The task
Go through the data and report each line that holds the string "icon".

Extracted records
============

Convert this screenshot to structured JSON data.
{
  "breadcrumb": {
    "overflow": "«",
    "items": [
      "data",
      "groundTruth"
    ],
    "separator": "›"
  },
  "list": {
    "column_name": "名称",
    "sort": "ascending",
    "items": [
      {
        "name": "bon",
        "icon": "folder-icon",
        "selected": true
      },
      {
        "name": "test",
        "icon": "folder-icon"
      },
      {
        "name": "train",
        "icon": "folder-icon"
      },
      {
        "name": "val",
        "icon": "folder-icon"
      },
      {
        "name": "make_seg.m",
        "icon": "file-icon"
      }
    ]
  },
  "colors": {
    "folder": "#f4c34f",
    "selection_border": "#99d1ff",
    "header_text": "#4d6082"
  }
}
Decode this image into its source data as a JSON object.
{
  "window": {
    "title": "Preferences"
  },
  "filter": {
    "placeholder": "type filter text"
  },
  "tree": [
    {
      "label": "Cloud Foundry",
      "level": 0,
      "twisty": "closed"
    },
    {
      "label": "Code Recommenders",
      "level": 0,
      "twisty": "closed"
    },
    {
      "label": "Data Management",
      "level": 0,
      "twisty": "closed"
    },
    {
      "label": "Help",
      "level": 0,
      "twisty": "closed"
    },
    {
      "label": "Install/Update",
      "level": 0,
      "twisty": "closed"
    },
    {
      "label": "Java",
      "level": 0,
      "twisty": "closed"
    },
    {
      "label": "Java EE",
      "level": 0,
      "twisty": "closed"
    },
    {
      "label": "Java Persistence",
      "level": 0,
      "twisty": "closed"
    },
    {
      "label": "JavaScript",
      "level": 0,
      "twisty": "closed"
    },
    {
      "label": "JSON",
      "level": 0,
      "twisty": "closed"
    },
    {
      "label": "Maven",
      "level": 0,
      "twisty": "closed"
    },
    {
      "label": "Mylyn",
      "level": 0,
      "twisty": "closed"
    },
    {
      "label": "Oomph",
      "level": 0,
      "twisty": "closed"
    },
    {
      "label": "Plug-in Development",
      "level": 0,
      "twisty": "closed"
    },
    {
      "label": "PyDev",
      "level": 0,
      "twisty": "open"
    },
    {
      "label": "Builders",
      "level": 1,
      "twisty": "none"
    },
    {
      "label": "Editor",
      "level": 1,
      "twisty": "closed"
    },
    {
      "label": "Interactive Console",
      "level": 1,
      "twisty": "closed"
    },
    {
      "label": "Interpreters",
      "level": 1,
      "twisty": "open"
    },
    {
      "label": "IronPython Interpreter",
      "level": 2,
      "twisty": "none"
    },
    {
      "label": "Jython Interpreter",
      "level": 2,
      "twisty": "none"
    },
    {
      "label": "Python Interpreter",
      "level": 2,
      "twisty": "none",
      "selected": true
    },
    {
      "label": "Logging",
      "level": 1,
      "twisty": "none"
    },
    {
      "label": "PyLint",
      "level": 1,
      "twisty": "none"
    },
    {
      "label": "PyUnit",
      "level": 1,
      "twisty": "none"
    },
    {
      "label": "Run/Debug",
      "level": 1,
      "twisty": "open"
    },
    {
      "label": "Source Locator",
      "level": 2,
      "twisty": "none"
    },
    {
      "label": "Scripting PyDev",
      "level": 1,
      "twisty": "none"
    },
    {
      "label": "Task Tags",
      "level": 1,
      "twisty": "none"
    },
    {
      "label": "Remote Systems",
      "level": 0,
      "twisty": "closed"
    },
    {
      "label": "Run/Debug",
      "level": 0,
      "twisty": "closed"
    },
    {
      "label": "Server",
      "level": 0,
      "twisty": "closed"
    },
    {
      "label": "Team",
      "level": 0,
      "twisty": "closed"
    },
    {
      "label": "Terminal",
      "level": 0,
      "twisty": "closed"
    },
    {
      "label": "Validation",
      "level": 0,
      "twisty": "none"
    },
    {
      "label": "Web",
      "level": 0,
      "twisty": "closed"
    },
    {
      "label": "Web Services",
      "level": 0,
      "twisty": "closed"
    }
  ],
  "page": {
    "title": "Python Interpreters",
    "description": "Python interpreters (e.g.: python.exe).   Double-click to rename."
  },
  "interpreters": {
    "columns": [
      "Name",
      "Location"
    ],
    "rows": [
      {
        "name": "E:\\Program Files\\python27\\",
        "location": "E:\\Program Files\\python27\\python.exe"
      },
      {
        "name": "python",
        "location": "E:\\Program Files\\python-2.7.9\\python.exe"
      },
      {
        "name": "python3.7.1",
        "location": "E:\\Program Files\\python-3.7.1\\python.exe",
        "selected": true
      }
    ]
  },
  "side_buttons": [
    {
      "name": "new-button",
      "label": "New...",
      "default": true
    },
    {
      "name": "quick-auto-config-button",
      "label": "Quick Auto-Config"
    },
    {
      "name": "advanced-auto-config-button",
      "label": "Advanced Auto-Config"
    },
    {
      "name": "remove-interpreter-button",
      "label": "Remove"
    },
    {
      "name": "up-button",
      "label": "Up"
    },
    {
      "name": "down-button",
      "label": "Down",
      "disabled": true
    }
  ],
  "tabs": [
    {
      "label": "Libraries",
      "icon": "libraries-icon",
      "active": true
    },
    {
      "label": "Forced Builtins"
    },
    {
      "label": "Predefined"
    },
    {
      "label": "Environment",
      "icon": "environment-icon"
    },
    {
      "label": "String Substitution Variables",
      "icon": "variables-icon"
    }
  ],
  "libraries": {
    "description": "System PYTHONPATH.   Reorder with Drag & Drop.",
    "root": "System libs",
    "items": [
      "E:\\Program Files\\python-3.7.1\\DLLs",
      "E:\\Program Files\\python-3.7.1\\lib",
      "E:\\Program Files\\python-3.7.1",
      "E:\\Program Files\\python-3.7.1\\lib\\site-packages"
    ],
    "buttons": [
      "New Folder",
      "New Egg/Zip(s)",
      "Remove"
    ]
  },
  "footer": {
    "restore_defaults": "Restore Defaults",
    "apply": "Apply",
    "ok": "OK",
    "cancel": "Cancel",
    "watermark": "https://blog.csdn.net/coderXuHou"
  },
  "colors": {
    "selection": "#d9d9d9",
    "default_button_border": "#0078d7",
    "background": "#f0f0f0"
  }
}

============

Task output
        "icon": "folder-icon",
        "icon": "folder-icon"
        "icon": "folder-icon"
        "icon": "folder-icon"
        "icon": "file-icon"
      "icon": "libraries-icon",
      "icon": "environment-icon"
      "icon": "variables-icon"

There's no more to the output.